Navy commandos stormed a French sailboat held by pirates off the Somali coast Friday in an assault triggered by threats the passengers would be executed. But one hostage was killed in the operation, demonstrating the risks of a military operation against sea bandits.
Four hostages, including a small child, were freed, French Defense Minister Herve Morin said. Two pirates also were killed and three others were taken prisoner. They are to be brought to France for criminal proceedings, joining 12 pirates already jailed and awaiting trial here.
It was the third time the French have freed hostages from the hands of pirates but the first time a hostage had been killed.
In a break with French government policy, authorities proposed paying a ransom during 48 hours of fruitless talks, but the pirates, armed with Kalashnikov rifles, rejected the offer, Morin said, without divulging a sum.
Negotiations 'were leading nowhere'
The French also offered the pirates a French naval officer to hold in exchange for a mother and child but that too was rejected, the minister said.
A grim-faced Morin, speaking at a news conference, said, "Negotiations were leading nowhere, and the boat was approaching the coast." He said French President Nicolas Sarkozy gave the order to attack. It came at 3:30 p.m. Paris time (1330 GMT), 20 nautical miles off the coast of Somalia.
The four remaining hostages, including the child, were being taken by French authorities to Djibouti. The dead hostage was identified as Florent Lemacon, the owner of the boat, the Tanit, and father of the family, the defense minister said.
Lemacon was killed in an exchange of fire as he tried to duck down the hatch, the minister said.
President Nicolas Sarkozy ordered the assault when all negotiations failed and the boat drifted toward the Somali coast — a "red line" France refused to go beyond, the defense minister said.
"The president's instructions were particularly clear: No French taken to land," he said.
After two days of talks, the pirates were "very clearly hardening their position" and "evoked more and more insistently the execution of the hostages and the destruction by explosives of the boat and their unbending will to go to the coast," Morin said.
Assault lasted three minutes
The assault — lasting three minutes — came as piracy cases continued to play out in the region. Pirates threatened to kill an American cargo ship captain held hostage by four Somali pirates after he jumped in the water Friday in a desperate attempt to escape.

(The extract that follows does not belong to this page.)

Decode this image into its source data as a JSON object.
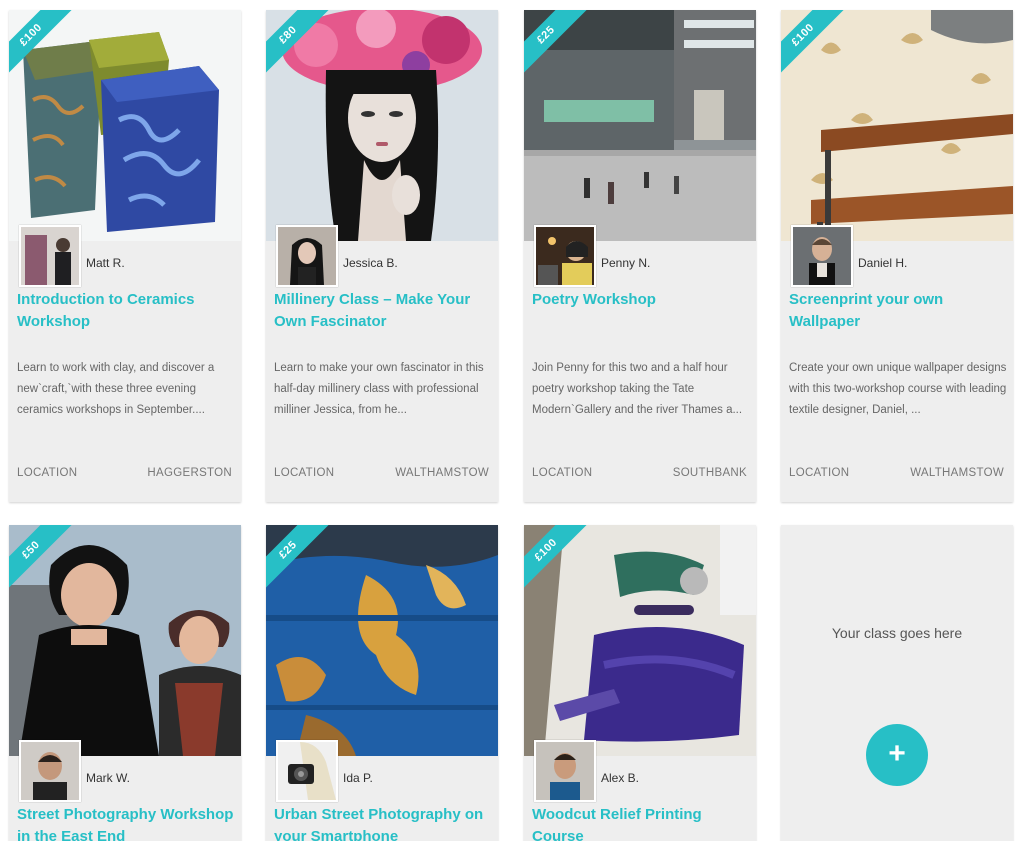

The French rescue operation did not appear to be in any proximity to that standoff. The U.S. Navy was positioning a huge amphibious ship closer to the scene of the standoff.
In Paris, Armed Forces Chief of Staff Jean-Louis Georgelin dismissed the notion that there was any coordination between the French and Americans on the two incidents. Both countries are part of anti-piracy task forces and patrol the risky waters around the Gulf of Aden and other parts of the Somali coast.
In another case, a Norwegian tanker was released Friday some two weeks after it was seized off the Somali coast. All 27 of its crew were unhurt, the ship's owner said. The Norwegian shipowner Salhus Shipping AS refused to say whether ransom had been paid.
There were 164 acts of piracy in the area in 2008, 43 involving hostage-takings, according to the French Defense Ministry. There have been 65 attacks so far this year, and 15 vessels are currently held by pirates with 243 hostages in the hands of pirates, the ministry said.
France was at the forefront of multinational efforts to protect the Gulf of Aden, a strategic shipping zone, and the north of the Indian Ocean, operating since December 2008.
French policy on pirates
France's policy is to refuse to accept acts of piracy and avoid having French citizens taken ashore as hostages, the statement said.
The operation began Thursday when a Navy vessel contacted the pirates and "immobilized" the Tanit, it said.
"Negotiations were started to persuade the pirates to give up their criminal undertaking," said the statement.
"Today, threats were more precise, with the pirates refusing proposals and the Tanit moving toward the coast. An operation to free the hostages was decided."
The passengers in the Tanit, a tourist boat, had repeatedly been warned to avoid the dangerous waters around Somalia and the Gulf of Aden.
The boat, a Norwegian-made 14.5-meter (47.57-foot) sailboat with a single mast, was heading for the coast of Kenya when it was seized. The owners, Florent and Chloe Lemacon, had left the French port of Vanves in Brittany in July 2009 on an adventure with their three-year-old son, according to their blog. Two friends had joined them along the way.